    Why didn’t the Ottoman Empire work to bring the Wallachian-Moldavian Jews to Israel and other lands remaining within the Empire after 1878?? Was there a discrimination in favor of Muslims in the Empire??

    Do you forget the dictates of the Qur’an and Hadith as regards those descendants of apes and pigs?
    Things are a lot more complicated when trying to understand the Ottoman Empire and its acceptance of the dhimmis in what is Turkey and its gross discrimination of them in what is Arabia.
    It seems that, and I am not claiming it as fact, Turkey was more Liberal than Arabia.
    The Turks appear to have been far more advanced in their acceptance of Western concepts than their Muslim brothers who remained in the stone age in the Arabian peninsula, and most probably were pragmatic in not outraging their cousins and wastefully expending resources on controlling them.

    Did the Turks even have the capacity to imagine the capacity of the Jews to turn the sand and stones into a bountiful garden of Eden? To create from virtually nothing a completely developed state?
    They most probably only saw the stereotypes of Europe.

  150. Ray in Seattle says:

    It seems from my reading that throughout the Middle Ages Constantinople sat on the only practical land route between Europe and the ME. Muslim pirates often made sea trade hazardous. At times it was overwhelmed by European travelers – such as Crusaders – who sometimes were welcomed, but sometimes besieged the city and sometimes stayed there for many years on their way to reclaim the Holy Land. So, for geographic and other reasons Turkey became a cultural cross-roads and more cosmopolitan (modern) in outlook. I assume this liberalism became ingrained in the culture and perhaps paved the way for Kamal Ataturk many centuries later, to attempt to modernize Turkey in the European model and reduce the power of Islam in the government and military.

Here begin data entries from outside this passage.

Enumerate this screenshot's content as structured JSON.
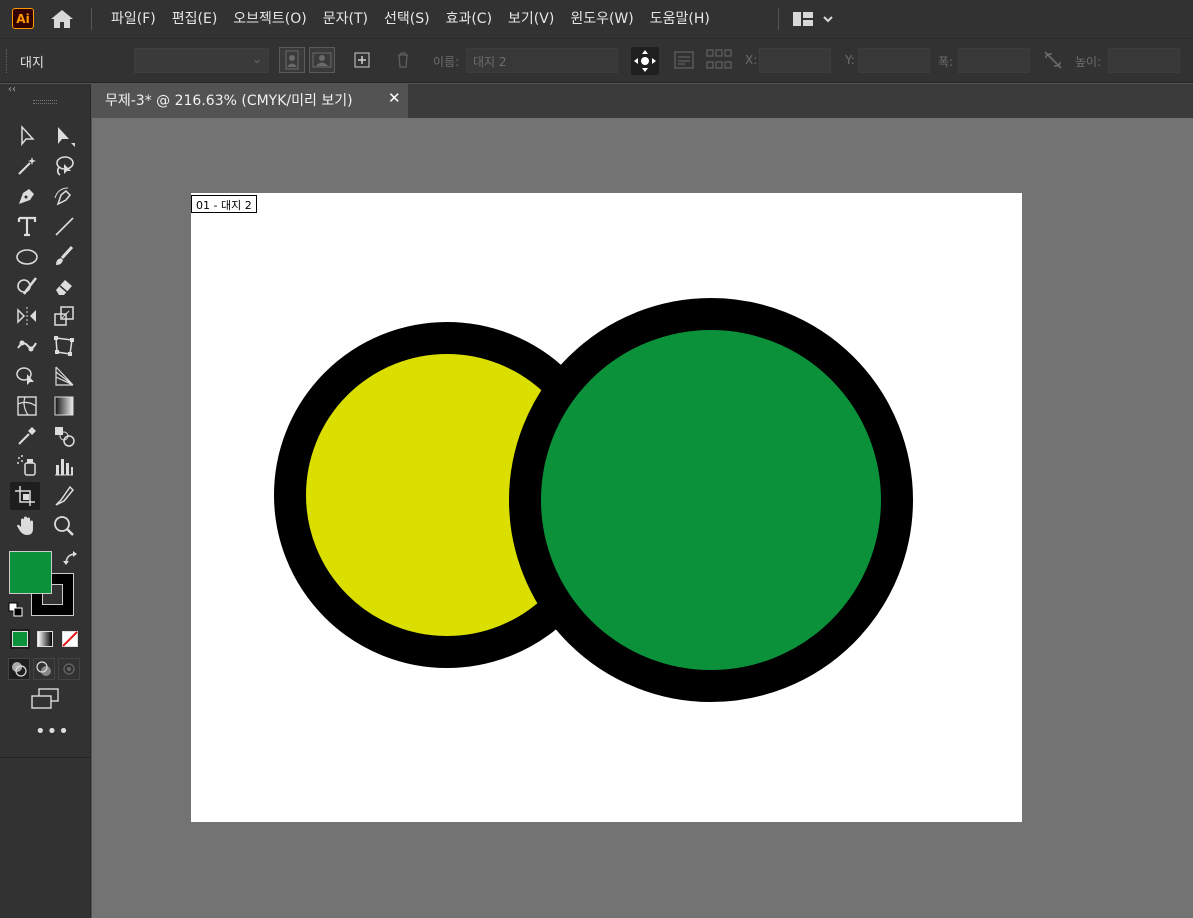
{
  "app": {
    "logo_text": "Ai"
  },
  "menu": {
    "items": [
      "파일(F)",
      "편집(E)",
      "오브젝트(O)",
      "문자(T)",
      "선택(S)",
      "효과(C)",
      "보기(V)",
      "윈도우(W)",
      "도움말(H)"
    ]
  },
  "control_bar": {
    "label": "대지",
    "name_label": "이름:",
    "name_value": "대지 2",
    "x_label": "X:",
    "y_label": "Y:",
    "width_label": "폭:",
    "height_label": "높이:"
  },
  "document": {
    "tab_title": "무제-3* @ 216.63% (CMYK/미리 보기)",
    "artboard_label": "01 - 대지 2"
  },
  "colors": {
    "fill": "#0a9139",
    "stroke": "#000000",
    "circle_left_fill": "#dbdf00",
    "circle_right_fill": "#0a9139"
  },
  "tools": [
    "selection-tool",
    "direct-selection-tool",
    "magic-wand-tool",
    "lasso-tool",
    "pen-tool",
    "curvature-tool",
    "type-tool",
    "line-segment-tool",
    "ellipse-tool",
    "paintbrush-tool",
    "shaper-tool",
    "eraser-tool",
    "reflect-tool",
    "scale-tool",
    "puppet-warp-tool",
    "free-transform-tool",
    "shape-builder-tool",
    "perspective-grid-tool",
    "mesh-tool",
    "gradient-tool",
    "eyedropper-tool",
    "blend-tool",
    "symbol-sprayer-tool",
    "column-graph-tool",
    "artboard-tool",
    "slice-tool",
    "hand-tool",
    "zoom-tool"
  ]
}
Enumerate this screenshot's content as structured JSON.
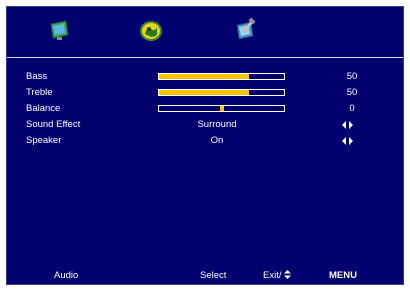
{
  "tabs": [
    {
      "name": "Picture",
      "icon": "picture-icon"
    },
    {
      "name": "Audio",
      "icon": "audio-icon",
      "active": true
    },
    {
      "name": "Setup",
      "icon": "setup-icon"
    }
  ],
  "settings": {
    "bass": {
      "label": "Bass",
      "value": "50",
      "level": 0.72
    },
    "treble": {
      "label": "Treble",
      "value": "50",
      "level": 0.72
    },
    "balance": {
      "label": "Balance",
      "value": "0",
      "position": 0.5
    },
    "sound_effect": {
      "label": "Sound Effect",
      "value": "Surround"
    },
    "speaker": {
      "label": "Speaker",
      "value": "On"
    }
  },
  "footer": {
    "section": "Audio",
    "select": "Select",
    "exit": "Exit/",
    "menu": "MENU"
  },
  "colors": {
    "background": "#00006e",
    "accent": "#f5c400",
    "text": "#ffffff"
  }
}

    Today, Turkey sways one way then the other, in response to pressures from the region, but seems generally more liberal than Arab Muslim regions to the south and east. I have an American friend who taught there as an for several years as an exchange teacher and she was enamored of the place. Most Americans can think only think of Midnight Express.

  151. E.G. says:

    Cynic,

    They most probably only saw the stereotypes of Europe.

    There was a prosperous Jewish community, especially in Constantinople. Some members were advisers to Sultanic eminences, apart from donators etc. So it wasn’t difficult to perceive the resourcefulness and organisational skills.

    As for the capacity to imagine anyone doing anything in that lost piece of land – many lacked it.

  152. oao says:

    It seems that, and I am not claiming it as fact, Turkey was more Liberal than Arabia.

    it seems to me anybody does better than the arabs, it’s not hard. not just more liberal but probably less primitive and more civilized too.

    The Turks appear to have been far more advanced in their acceptance of Western concepts than their Muslim brothers who remained in the stone age in the Arabian peninsula, and most probably were pragmatic in not outraging their cousins and wastefully expending resources on controlling them.

    that’s why ataturk was able to get rid of islam and modernise turkey in the 1st place for an extended time.
    it took a while for islam to start regressing it back.

    They most probably only saw the stereotypes of Europe.

    and islam told them muslims are so much superiors to infidels. that’s not inducing imagination.

  153. E.G. says:

    They were quite imaginative in many ways, including ways to exploit their Jewish Human Resources (which they have not always considered in very Human terms).

Leave a Reply

Your email address will not be published. Required fields are marked *

You may use these HTML tags and attributes: <a href="" title=""> <abbr title=""> <acronym title=""> <b> <blockquote cite=""> <cite> <code> <del datetime=""> <em> <i> <q cite=""> <strike> <strong>